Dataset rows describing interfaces
##########
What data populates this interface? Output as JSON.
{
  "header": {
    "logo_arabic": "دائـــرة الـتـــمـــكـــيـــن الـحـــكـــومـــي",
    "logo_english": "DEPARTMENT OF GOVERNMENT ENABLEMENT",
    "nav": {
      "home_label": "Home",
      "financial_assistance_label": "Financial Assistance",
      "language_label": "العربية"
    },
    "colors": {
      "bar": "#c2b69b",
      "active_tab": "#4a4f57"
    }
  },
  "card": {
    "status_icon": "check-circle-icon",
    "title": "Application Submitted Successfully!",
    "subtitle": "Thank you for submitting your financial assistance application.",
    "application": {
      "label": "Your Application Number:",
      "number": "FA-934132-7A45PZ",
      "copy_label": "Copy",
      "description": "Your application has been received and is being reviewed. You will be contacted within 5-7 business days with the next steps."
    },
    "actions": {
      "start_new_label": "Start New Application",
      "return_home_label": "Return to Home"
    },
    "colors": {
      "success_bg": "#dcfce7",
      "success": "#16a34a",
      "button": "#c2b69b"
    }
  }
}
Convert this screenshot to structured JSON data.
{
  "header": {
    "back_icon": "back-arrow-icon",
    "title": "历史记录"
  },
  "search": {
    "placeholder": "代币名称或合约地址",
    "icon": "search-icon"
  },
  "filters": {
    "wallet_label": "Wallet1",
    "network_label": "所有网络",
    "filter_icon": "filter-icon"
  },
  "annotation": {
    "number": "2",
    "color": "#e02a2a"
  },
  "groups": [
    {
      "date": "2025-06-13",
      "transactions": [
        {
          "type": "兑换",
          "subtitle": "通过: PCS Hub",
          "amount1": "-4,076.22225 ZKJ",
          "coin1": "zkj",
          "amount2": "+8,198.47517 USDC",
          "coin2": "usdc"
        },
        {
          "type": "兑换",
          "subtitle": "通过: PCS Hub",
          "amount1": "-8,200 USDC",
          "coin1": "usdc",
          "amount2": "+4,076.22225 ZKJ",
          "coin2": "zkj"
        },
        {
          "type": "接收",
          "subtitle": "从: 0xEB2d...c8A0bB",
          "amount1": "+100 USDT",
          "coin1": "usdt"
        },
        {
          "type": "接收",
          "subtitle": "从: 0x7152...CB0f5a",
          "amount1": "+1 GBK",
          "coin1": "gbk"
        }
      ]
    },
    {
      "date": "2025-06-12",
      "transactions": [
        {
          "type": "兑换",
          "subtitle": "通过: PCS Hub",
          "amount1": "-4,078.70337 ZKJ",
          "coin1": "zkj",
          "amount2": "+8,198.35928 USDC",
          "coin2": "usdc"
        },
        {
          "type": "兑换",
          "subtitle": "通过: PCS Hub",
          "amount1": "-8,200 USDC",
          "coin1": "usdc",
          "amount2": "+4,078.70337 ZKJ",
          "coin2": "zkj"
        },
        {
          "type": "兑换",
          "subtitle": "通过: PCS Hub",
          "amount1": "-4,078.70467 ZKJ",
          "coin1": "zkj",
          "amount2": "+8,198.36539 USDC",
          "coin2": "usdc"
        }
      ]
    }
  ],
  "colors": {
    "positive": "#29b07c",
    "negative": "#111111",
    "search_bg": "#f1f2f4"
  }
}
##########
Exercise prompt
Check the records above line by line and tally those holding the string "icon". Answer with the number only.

Answer for the task
4